Halifax has a smattering of food banks across the city. They’re well-funded, usually have plenty of food, and help hundreds—if not thousands—of Nova Scotians every year.
But the current model has some gaps. Food banks are only open certain hours and not everyone feels comfortable going to one because of the deeply ingrained societal stigma of food insecurity, especially in a small city where you may get recognized.
Enter: Halifax’s first community fridge.
“Getting access to food in Halifax is very difficult,“ says one of the three Dalhousie students behind the fridge project. “For a lot of food banks you have to have valid government ID, you have to provide all this information, proof of address, your income.”
The community fridge requires none of that. “The idea of the community fridge is that it’s anonymous,” the organizer says. “And it’s available 24 hours a day. If you want to just get food without telling a soul, the community fridge is there.”
The project revolves around the concept of mutual aid: People helping each other. “I had seen them in other cities, and I assumed there would be something similar in Halifax,” the founding organizer says. “But I quickly realized there was not.”
The group is remaining anonymous because of fear of retribution from the city, and because they don’t want to take all the credit for something that will be a community project. The three main organizers are all Dalhousie students, but the fridge is for anyone. They first dreamt up the project a few months ago, and now more than 10 people have joined the core group that will help stock, clean and maintain the fridge.
“Eventually the goal is that there doesn’t really need to be organizers,” the organizer says. “Eventually the community will provide, and the community will take.” But until that happens, partnerships with other local food banks will help stock these shelves.
Two functioning refrigerators were donated pretty quickly, and one remains in storage until the project can expand to a second location. The task then became finding a willing, central and accessible location to host it.
When the organizers reached out to Glitter Bean Cafe, a worker-owned co-operative on Spring Garden Road, the partnership made sense to everyone and was voted on at the co-op’s most recent board meeting.

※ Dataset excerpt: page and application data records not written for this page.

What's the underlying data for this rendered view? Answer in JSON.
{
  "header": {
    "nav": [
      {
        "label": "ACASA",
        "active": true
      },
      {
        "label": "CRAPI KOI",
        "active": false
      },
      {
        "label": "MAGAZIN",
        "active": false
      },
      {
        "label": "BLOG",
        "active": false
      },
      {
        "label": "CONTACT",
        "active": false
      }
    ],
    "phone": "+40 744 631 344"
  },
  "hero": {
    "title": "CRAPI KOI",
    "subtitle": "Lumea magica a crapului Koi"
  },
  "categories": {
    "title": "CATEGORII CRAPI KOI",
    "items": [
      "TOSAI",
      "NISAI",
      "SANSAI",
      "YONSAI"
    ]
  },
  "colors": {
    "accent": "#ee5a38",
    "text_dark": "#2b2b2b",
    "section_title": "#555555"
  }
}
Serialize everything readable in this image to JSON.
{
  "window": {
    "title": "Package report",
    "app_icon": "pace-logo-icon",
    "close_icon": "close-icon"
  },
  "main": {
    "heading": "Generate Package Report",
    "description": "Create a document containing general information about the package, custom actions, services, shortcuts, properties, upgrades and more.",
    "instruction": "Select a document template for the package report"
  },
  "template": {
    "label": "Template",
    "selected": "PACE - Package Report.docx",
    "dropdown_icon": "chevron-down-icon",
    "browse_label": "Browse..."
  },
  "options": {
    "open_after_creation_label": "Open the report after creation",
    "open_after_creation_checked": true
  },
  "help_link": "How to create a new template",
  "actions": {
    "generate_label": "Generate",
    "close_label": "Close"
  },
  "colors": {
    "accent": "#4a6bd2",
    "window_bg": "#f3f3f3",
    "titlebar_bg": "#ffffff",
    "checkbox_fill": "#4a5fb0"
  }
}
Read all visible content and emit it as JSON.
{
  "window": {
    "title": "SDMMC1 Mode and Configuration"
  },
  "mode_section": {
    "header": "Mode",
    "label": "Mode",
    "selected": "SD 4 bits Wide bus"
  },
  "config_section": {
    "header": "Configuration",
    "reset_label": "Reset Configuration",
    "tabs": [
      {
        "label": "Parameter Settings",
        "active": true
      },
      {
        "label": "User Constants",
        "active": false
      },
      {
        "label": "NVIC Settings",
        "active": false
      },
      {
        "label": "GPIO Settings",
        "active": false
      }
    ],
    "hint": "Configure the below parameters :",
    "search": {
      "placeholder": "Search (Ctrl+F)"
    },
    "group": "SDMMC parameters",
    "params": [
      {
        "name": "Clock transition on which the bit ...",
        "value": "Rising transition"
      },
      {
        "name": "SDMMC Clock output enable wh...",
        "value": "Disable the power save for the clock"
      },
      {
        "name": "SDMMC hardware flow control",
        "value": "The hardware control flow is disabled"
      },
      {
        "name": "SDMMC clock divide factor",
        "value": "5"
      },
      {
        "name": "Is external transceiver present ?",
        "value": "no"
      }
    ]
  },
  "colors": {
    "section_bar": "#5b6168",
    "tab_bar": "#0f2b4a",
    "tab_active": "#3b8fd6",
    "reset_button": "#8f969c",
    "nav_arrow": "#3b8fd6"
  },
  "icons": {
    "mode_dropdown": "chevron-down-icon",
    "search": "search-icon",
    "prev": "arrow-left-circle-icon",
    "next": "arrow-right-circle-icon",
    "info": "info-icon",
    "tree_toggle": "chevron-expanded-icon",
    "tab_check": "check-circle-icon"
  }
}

“It was honestly probably one of the easiest parts of this whole project,” says the organizer about the collaboration. “Having Glitter Bean simply agree to host this fridge.”
The fridge organizer who spoke with The Coast has experience working in other food banks, so all food safety concerns will be addressed. Products like meats, open food, leftovers and homemade items won’t be able to be accepted, even with the best of intents.
“We’re going to need many volunteers to maintain the health and safety of the fridge,” they say. “Anything that goes in the fridge has to be packaged, has to be labelled, has to have an expiry, all that stuff, that’s just not a risk that we’re going to take.”
The fridge will mainly focus on fresh produce, eggs and dairy. But it will also include a pantry side where dry goods and non-perishables can be kept, as well as other items people may need like menstrual products and toiletries.
The hutch that will store the fridge is being built by a local carpenter, but the community fridge is hoping to raise $2,000 through a Gofundme to pay for the cost of materials, the cost of paying Glitter Bean’s excess electricity due to the fridge, and anything else.
“We know there will be unforeseeable costs, like maintenance because the fridge is outside and minus 20 degree weather. So we kind of want to be prepared in case something happens,” says the organizer.
The group is also currently seeking artists who are willing to donate their time to decorate the fridge so it can be seen from a distance. The fridge is expected to be built over the holiday season, and up and running in January 2022.